The Sewing Circles of Herat: A Personal Voyage through Afghanistan, HarperCollins (New York, NY), 2002, published as The Sewing Circles of Herat: My Afghan Years, HarperCollins (London, England), 2002.

House of Stone, HarperCollins (New York, NY), 2006.

Contributor to newspapers and periodicals, including the Sunday Telegraph, New York Times, New Statesman, Time, and Conde Nast Traveler.

SIDELIGHTS: Christina Lamb is an award-winning journalist, nonfiction writer, and foreign correspondent whose newspaper work has included considerable coverage of Afghanistan, the Middle East, and the war on terror. "I always wanted to write and decided to become a journalist to have some adventures and make some money," she stated in an interview on the Barnes and Noble Web site. Though her early career was hampered by inexperience—she arrived as war correspondent in Peshawar, Pakistan, with a suitcase full of unnecessary items and no idea where she was going to stay—she has since lived in and reported from South Africa, Brazil, and elsewhere. In addition to her print work, she is a frequent commentator and reviewer on radio and television in Great Britain.
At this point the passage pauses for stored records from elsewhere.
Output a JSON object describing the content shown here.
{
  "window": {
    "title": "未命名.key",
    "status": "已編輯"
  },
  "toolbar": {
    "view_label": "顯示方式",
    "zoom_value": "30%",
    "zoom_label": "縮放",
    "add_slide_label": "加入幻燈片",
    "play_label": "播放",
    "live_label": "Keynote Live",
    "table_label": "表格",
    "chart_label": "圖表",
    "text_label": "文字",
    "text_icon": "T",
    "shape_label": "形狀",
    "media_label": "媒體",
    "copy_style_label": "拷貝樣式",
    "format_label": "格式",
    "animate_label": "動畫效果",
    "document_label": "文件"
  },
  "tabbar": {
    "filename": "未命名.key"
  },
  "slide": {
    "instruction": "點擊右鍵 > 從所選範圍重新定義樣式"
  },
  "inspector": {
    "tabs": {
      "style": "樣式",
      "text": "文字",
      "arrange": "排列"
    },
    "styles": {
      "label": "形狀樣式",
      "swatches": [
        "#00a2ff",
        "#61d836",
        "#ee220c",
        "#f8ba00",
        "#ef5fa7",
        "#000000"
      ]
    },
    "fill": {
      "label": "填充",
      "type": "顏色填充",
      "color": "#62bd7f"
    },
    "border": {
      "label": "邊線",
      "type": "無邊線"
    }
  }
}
Lamb's nonfiction work The Africa House: The True Story of an English Gentleman and His African Dream was conceived when she visited a derelict British mansion in present-day Zambia and discovered a trunkful of papers that had belonged to the mansion's first owner. The Africa House recounts how a military man named Stewart Gore-Brown purchased a great tract of land around Lake Shiwa Ngandu, deep in South Central Africa. Although the land was some two hundred miles from the nearest rail line, Gore-Brown located upon it a forty-room luxury mansion with all the accoutrements of English upper-class life, including oil paintings, fine china, a library, and a well-stocked wine cellar. Lamb uses Gore-Brown's own papers and correspondence to detail his life in the mansion, his unhappy marriage, and the fate of his descendants. In a review of The Africa House in African Business, Stephen Williams wrote: "Christina Lamb tells this extraordinary story in an elegant, flowing narrative. She makes extensive use of extracts from Gore-Brown's letters to provide a near chronological account of one man's remarkable life and, of course, his African house."
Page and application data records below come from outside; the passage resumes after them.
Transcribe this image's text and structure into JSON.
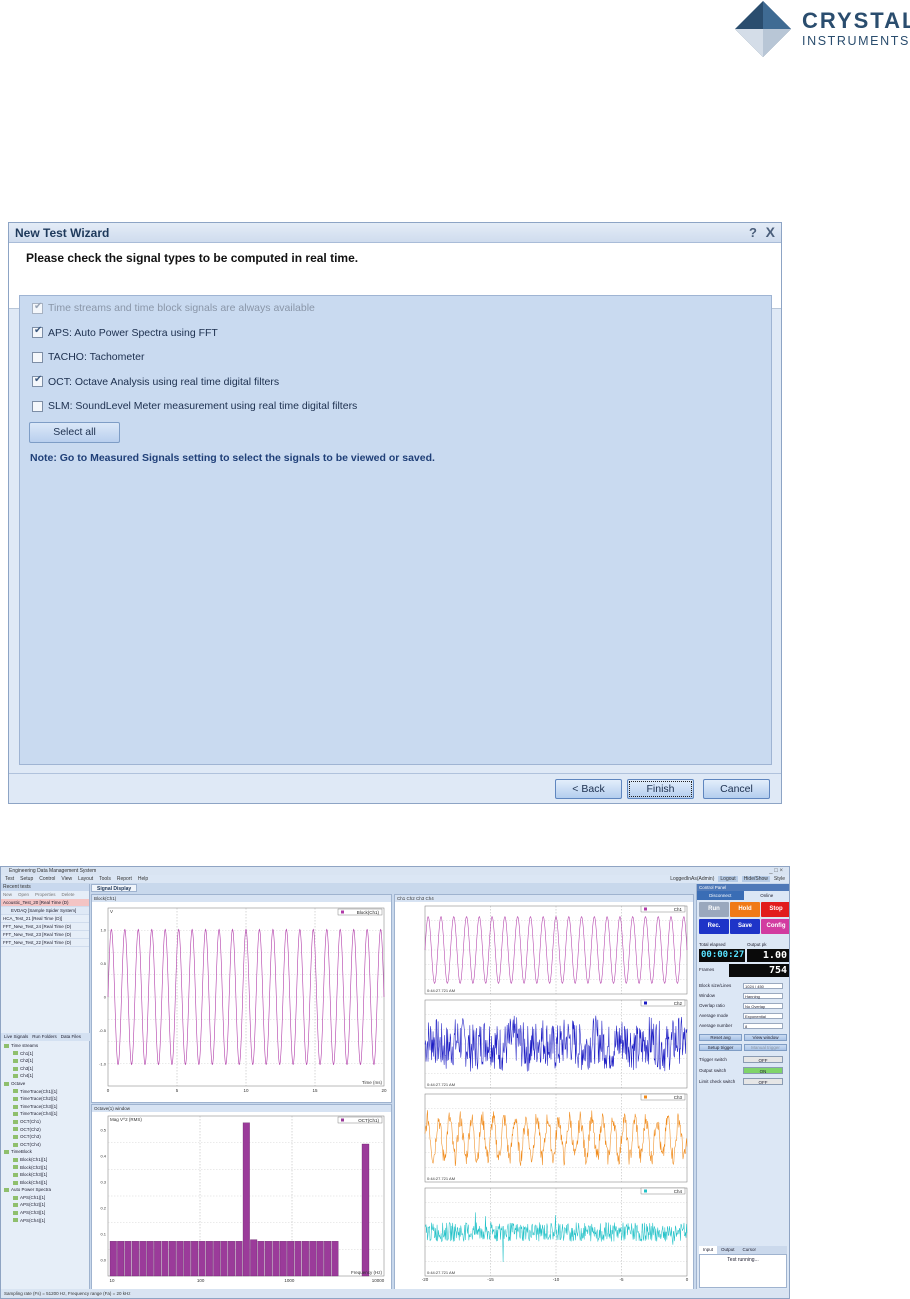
{
  "logo": {
    "line1": "CRYSTAL",
    "line2": "INSTRUMENTS",
    "colors": {
      "dark": "#2a4d6e",
      "light": "#b8c6d6"
    }
  },
  "wizard": {
    "title": "New Test Wizard",
    "help_icon": "?",
    "close_icon": "X",
    "prompt": "Please check the signal types to be computed in real time.",
    "options": [
      {
        "label": "Time streams and time block signals are always available",
        "checked": true,
        "disabled": true
      },
      {
        "label": "APS: Auto Power Spectra using FFT",
        "checked": true,
        "disabled": false
      },
      {
        "label": "TACHO: Tachometer",
        "checked": false,
        "disabled": false
      },
      {
        "label": "OCT: Octave Analysis using real time digital filters",
        "checked": true,
        "disabled": false
      },
      {
        "label": "SLM: SoundLevel Meter measurement using real time digital filters",
        "checked": false,
        "disabled": false
      }
    ],
    "select_all_label": "Select all",
    "note": "Note: Go to Measured Signals setting to select the signals to be viewed or saved.",
    "buttons": {
      "back": "< Back",
      "finish": "Finish",
      "cancel": "Cancel"
    }
  },
  "app": {
    "title": "Engineering Data Management System",
    "menu": [
      "Test",
      "Setup",
      "Control",
      "View",
      "Layout",
      "Tools",
      "Report",
      "Help"
    ],
    "right_tools": [
      "LoggedInAs(Admin)",
      "Logout",
      "Hide/Show",
      "Style"
    ],
    "recent_pane": {
      "title": "Recent tests",
      "tools": [
        "New",
        "Open",
        "Properties",
        "Delete"
      ],
      "items": [
        {
          "label": "Acoustic_Test_20  [Real Time (D)",
          "selected": true,
          "child": false
        },
        {
          "label": "EVDAQ [Sample Spider System]",
          "selected": false,
          "child": true
        },
        {
          "label": "HCA_Test_21  [Real Time (D)]",
          "selected": false,
          "child": false
        },
        {
          "label": "FFT_New_Test_24  [Real Time (D)",
          "selected": false,
          "child": false
        },
        {
          "label": "FFT_New_Test_23  [Real Time (D)",
          "selected": false,
          "child": false
        },
        {
          "label": "FFT_New_Test_22  [Real Time (D)",
          "selected": false,
          "child": false
        }
      ]
    },
    "left_tabs": [
      "Live Signals",
      "Run Folders",
      "Data Files"
    ],
    "tree": [
      {
        "group": "Time streams",
        "leaves": [
          "Ch1[1]",
          "Ch2[1]",
          "Ch3[1]",
          "Ch4[1]"
        ]
      },
      {
        "group": "Octave",
        "leaves": [
          "TimeTrace(Ch1)[1]",
          "TimeTrace(Ch2)[1]",
          "TimeTrace(Ch3)[1]",
          "TimeTrace(Ch4)[1]",
          "OCT(Ch1)",
          "OCT(Ch2)",
          "OCT(Ch3)",
          "OCT(Ch4)"
        ]
      },
      {
        "group": "TimeBlock",
        "leaves": [
          "Block(Ch1)[1]",
          "Block(Ch2)[1]",
          "Block(Ch3)[1]",
          "Block(Ch4)[1]"
        ]
      },
      {
        "group": "Auto Power Spectra",
        "leaves": [
          "APS(Ch1)[1]",
          "APS(Ch2)[1]",
          "APS(Ch3)[1]",
          "APS(Ch4)[1]"
        ]
      }
    ],
    "doc_tab": "Signal Display",
    "plots": {
      "block": {
        "header": "Block(Ch1)",
        "legend": "Block(Ch1)",
        "xlabel": "Time (ms)",
        "ylabel": "V",
        "xticks": [
          "0",
          "5",
          "10",
          "15",
          "20"
        ],
        "yticks": [
          "1.0",
          "0.5",
          "0",
          "-0.5",
          "-1.0"
        ],
        "color": "#b03aa8"
      },
      "oct": {
        "header": "Octave(1) window",
        "legend": "OCT(Ch1)",
        "xlabel": "Frequency (Hz)",
        "ylabel": "Mag V^2 (RMS)",
        "xticks": [
          "10",
          "100",
          "1000",
          "10000"
        ],
        "yticks": [
          "0.5",
          "0.4",
          "0.3",
          "0.2",
          "0.1",
          "0.0"
        ],
        "color": "#9b3b9a"
      },
      "stack": {
        "header": "Ch1 Ch2 Ch3 Ch4",
        "xlabel": "Time (ms)",
        "xticks": [
          "-20",
          "-15",
          "-10",
          "-5",
          "0"
        ],
        "timestamp": "0:44:27.721 AM",
        "channels": [
          {
            "name": "Ch1",
            "color": "#b03aa8"
          },
          {
            "name": "Ch2",
            "color": "#1c1cc4"
          },
          {
            "name": "Ch3",
            "color": "#f08a1a"
          },
          {
            "name": "Ch4",
            "color": "#22c2c8"
          }
        ]
      }
    },
    "control_panel": {
      "title": "Control Panel",
      "tabs": [
        "Disconnect",
        "Online"
      ],
      "buttons": [
        {
          "label": "Run",
          "color": "#9aa8bd"
        },
        {
          "label": "Hold",
          "color": "#f07a17"
        },
        {
          "label": "Stop",
          "color": "#e21c1c"
        },
        {
          "label": "Rec.",
          "color": "#1e34c8"
        },
        {
          "label": "Save",
          "color": "#1e34c8"
        },
        {
          "label": "Config",
          "color": "#d23ba0"
        }
      ],
      "total_elapsed_label": "Total elapsed",
      "total_elapsed": "00:00:27",
      "output_pk_label": "Output pk",
      "output_pk": "1.00",
      "frames_label": "Frames",
      "frames": "754",
      "settings": [
        {
          "label": "Block size/Lines",
          "value": "1024 / 450"
        },
        {
          "label": "Window",
          "value": "Hanning"
        },
        {
          "label": "Overlap ratio",
          "value": "No Overlap"
        },
        {
          "label": "Average mode",
          "value": "Exponential"
        },
        {
          "label": "Average number",
          "value": "8"
        }
      ],
      "reset_avg": "Reset avg",
      "view_window": "View window",
      "setup_trigger": "Setup trigger",
      "manual_trigger": "Manual trigger",
      "switches": [
        {
          "label": "Trigger switch",
          "value": "OFF",
          "color": "#e6e6e6"
        },
        {
          "label": "Output switch",
          "value": "ON",
          "color": "#7fd46a"
        },
        {
          "label": "Limit check switch",
          "value": "OFF",
          "color": "#e6e6e6"
        }
      ],
      "bottom_tabs": [
        "Input",
        "Output",
        "Cursor"
      ],
      "message": "Test running..."
    },
    "status": "Sampling rate (Fs) = 51200 Hz, Frequency range (Fa) = 20 kHz"
  }
}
In The Sewing Circles of Herat: My Afghan Years, Lamb explores her initial tour of duty as a correspondent in Afghanistan in the 1980s and early 1990s and how the country had radically degenerated when she returned there more than a decade later. Lamb recounts the course of the war against Russia, in which Pakistanis and Afghans served with the assistance of the United States. She examines in depth the rise of the fundamentalist Muslim Taliban, an account "brilliant in its human detail," observed Matthew Leeming in Spectator. Lamb explores how the brainwashing and abuse of isolated, lonely boys in Muslim theological seminaries called madrassahs resulted in a virulently misogynistic, repressed, and thuggish group of men ascending to power in Afghanistan. Afghan women suffered for years under the abusive fundamentalist Taliban policies. However, the title of Lamb's book is derived from a group of women writers in Herat who carried on the dangerous and defiant work of keeping their literary tradition alive, concealed behind the outward guise of simple sewing circles. A reviewer on the EnCompass Culture Web site called the book "an authoritative account of the tragic plight of a proud people." Leeming called The Sewing Circles of Herat a "powerful book," concluding that "as an account of how the country got into its present state, and of the making of the grotesque regime of the Taliban, it could not possibly be bettered."



Lamb, Christina, The Sewing Circles of Herat: A Personal Voyage through Afghanistan, HarperCollins (New York, NY), 2002.


African Business, September, 1999, Stephen Williams, review of The Africa House: The True Story of an English Gentleman and His African Dream, p. 42.

Guardian (Manchester, England), November, 2002, Veronica Horwell, "The Flame Still Flickers," review of The Sewing Circles of Herat.

Spectator, December 28, 2002, Matthew Leeming, "The Making of the Taleban," review of The Sewing Circles of Herat, p. 37.


Barnes and, (March 25, 2006), interview with Christina Lamb.

Christina Lamb Home Page, (March 25, 2006).

EnCompass Culture, (March 25, 2006), profile of Christina Lamb.